Exact copy, no pictures: output each line below as it stands.

========================================================================

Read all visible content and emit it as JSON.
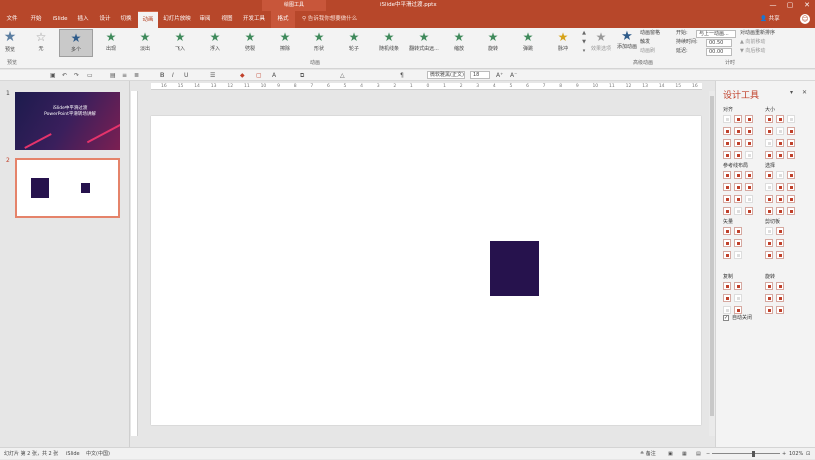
{
  "titlebar": {
    "context": "绘图工具",
    "document": "iSlide中平滑过渡.pptx",
    "minimize": "—",
    "restore": "▢",
    "close": "✕"
  },
  "tabs": [
    "文件",
    "开始",
    "iSlide",
    "插入",
    "设计",
    "切换",
    "动画",
    "幻灯片放映",
    "审阅",
    "视图",
    "开发工具",
    "格式"
  ],
  "tell_me": "告诉我你想要做什么",
  "share": "共享",
  "ribbon": {
    "preview_label": "预览",
    "animations": [
      "无",
      "多个",
      "出现",
      "淡出",
      "飞入",
      "浮入",
      "劈裂",
      "擦除",
      "形状",
      "轮子",
      "随机线条",
      "翻转式由远...",
      "缩放",
      "旋转",
      "弹跳",
      "脉冲"
    ],
    "effect_options": "效果选项",
    "add_animation": "添加动画",
    "animation_pane": "动画窗格",
    "trigger": "触发",
    "animation_painter": "动画刷",
    "start_label": "开始:",
    "start_value": "与上一动画...",
    "duration_label": "持续时间:",
    "duration_value": "00.50",
    "delay_label": "延迟:",
    "delay_value": "00.00",
    "reorder": "对动画重新排序",
    "move_earlier": "▲ 向前移动",
    "move_later": "▼ 向后移动",
    "groups": {
      "preview": "预览",
      "animation": "动画",
      "advanced": "高级动画",
      "timing": "计时"
    }
  },
  "quickbar": {
    "font_name": "微软雅黑(正文)",
    "font_size": "18"
  },
  "thumbnails": [
    {
      "num": "1",
      "title": "iSlide中平滑过渡",
      "subtitle": "PowerPoint平滑转场讲解"
    },
    {
      "num": "2"
    }
  ],
  "ruler_ticks": [
    "16",
    "15",
    "14",
    "13",
    "12",
    "11",
    "10",
    "9",
    "8",
    "7",
    "6",
    "5",
    "4",
    "3",
    "2",
    "1",
    "0",
    "1",
    "2",
    "3",
    "4",
    "5",
    "6",
    "7",
    "8",
    "9",
    "10",
    "11",
    "12",
    "13",
    "14",
    "15",
    "16"
  ],
  "pane": {
    "title": "设计工具",
    "sections": {
      "align": "对齐",
      "size": "大小",
      "guides": "参考线布局",
      "select": "选择",
      "vector": "矢量",
      "clipboard": "剪切板",
      "rotate": "旋转",
      "copy": "复制"
    },
    "auto_close": "自动关闭"
  },
  "status": {
    "slide": "幻灯片 第 2 张，共 2 张",
    "app": "iSlide",
    "lang": "中文(中国)",
    "notes": "备注",
    "zoom": "102%"
  },
  "colors": {
    "accent": "#b7472a",
    "shape": "#26124d"
  }
}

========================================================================

* Written answer
Read all visible content and emit it as JSON.
{
  "titlebar": {
    "context": "绘图工具",
    "document": "iSlide中平滑过渡.pptx",
    "minimize": "—",
    "restore": "▢",
    "close": "✕"
  },
  "tabs": [
    "文件",
    "开始",
    "iSlide",
    "插入",
    "设计",
    "切换",
    "动画",
    "幻灯片放映",
    "审阅",
    "视图",
    "开发工具",
    "格式"
  ],
  "tell_me": "告诉我你想要做什么",
  "share": "共享",
  "ribbon": {
    "preview_label": "预览",
    "animations": [
      "无",
      "多个",
      "出现",
      "淡出",
      "飞入",
      "浮入",
      "劈裂",
      "擦除",
      "形状",
      "轮子",
      "随机线条",
      "翻转式由远...",
      "缩放",
      "旋转",
      "弹跳",
      "脉冲"
    ],
    "effect_options": "效果选项",
    "add_animation": "添加动画",
    "animation_pane": "动画窗格",
    "trigger": "触发",
    "animation_painter": "动画刷",
    "start_label": "开始:",
    "start_value": "与上一动画...",
    "duration_label": "持续时间:",
    "duration_value": "00.50",
    "delay_label": "延迟:",
    "delay_value": "00.00",
    "reorder": "对动画重新排序",
    "move_earlier": "▲ 向前移动",
    "move_later": "▼ 向后移动",
    "groups": {
      "preview": "预览",
      "animation": "动画",
      "advanced": "高级动画",
      "timing": "计时"
    }
  },
  "quickbar": {
    "font_name": "微软雅黑(正文)",
    "font_size": "18"
  },
  "thumbnails": [
    {
      "num": "1",
      "title": "iSlide中平滑过渡",
      "subtitle": "PowerPoint平滑转场讲解"
    },
    {
      "num": "2"
    }
  ],
  "ruler_ticks": [
    "16",
    "15",
    "14",
    "13",
    "12",
    "11",
    "10",
    "9",
    "8",
    "7",
    "6",
    "5",
    "4",
    "3",
    "2",
    "1",
    "0",
    "1",
    "2",
    "3",
    "4",
    "5",
    "6",
    "7",
    "8",
    "9",
    "10",
    "11",
    "12",
    "13",
    "14",
    "15",
    "16"
  ],
  "pane": {
    "title": "设计工具",
    "sections": {
      "align": "对齐",
      "size": "大小",
      "guides": "参考线布局",
      "select": "选择",
      "vector": "矢量",
      "clipboard": "剪切板",
      "rotate": "旋转",
      "copy": "复制"
    },
    "auto_close": "自动关闭"
  },
  "status": {
    "slide": "幻灯片 第 2 张，共 2 张",
    "app": "iSlide",
    "lang": "中文(中国)",
    "notes": "备注",
    "zoom": "102%"
  },
  "colors": {
    "accent": "#b7472a",
    "shape": "#26124d"
  }
}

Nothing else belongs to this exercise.